**WORK INSTRUCTION**
If a line in the records below includes the word "text", count it, then give the total and nothing else.

**EXERCISE DATA**
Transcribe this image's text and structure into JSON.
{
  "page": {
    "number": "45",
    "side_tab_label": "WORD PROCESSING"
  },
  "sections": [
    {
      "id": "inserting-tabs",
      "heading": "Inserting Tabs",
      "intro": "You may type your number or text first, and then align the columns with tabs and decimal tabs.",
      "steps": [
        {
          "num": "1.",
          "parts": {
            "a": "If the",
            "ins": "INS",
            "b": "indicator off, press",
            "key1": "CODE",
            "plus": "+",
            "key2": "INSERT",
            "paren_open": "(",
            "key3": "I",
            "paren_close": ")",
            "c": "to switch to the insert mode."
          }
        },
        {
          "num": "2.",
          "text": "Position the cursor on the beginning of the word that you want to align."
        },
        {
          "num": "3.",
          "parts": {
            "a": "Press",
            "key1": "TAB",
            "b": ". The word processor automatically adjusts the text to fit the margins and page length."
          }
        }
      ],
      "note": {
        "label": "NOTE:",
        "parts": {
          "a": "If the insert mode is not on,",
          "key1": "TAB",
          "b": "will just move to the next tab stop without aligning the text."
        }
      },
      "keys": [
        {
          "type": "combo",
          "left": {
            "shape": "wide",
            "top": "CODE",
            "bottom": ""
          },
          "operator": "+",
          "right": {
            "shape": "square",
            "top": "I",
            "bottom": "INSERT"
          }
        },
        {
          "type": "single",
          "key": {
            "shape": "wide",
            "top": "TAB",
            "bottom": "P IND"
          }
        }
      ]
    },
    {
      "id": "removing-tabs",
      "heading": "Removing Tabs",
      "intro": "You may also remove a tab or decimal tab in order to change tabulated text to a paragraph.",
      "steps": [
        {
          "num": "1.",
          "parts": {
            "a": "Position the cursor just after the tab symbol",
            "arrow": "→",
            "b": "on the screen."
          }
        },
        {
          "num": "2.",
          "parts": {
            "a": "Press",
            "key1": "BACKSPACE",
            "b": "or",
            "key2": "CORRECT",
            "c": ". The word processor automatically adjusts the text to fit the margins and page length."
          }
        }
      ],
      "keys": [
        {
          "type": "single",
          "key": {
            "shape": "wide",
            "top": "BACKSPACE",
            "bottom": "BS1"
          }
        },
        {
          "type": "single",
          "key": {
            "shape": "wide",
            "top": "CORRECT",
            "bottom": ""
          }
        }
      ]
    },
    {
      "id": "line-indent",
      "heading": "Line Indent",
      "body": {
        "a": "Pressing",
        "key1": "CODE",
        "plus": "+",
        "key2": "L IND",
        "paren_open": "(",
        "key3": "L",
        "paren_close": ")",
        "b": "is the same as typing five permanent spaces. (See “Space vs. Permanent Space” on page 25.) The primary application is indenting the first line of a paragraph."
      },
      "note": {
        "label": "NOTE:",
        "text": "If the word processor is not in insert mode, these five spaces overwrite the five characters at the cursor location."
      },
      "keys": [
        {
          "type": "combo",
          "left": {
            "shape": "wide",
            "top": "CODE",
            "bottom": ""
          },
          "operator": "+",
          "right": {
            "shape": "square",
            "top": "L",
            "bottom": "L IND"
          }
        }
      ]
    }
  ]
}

**EXERCISE ANSWER**
8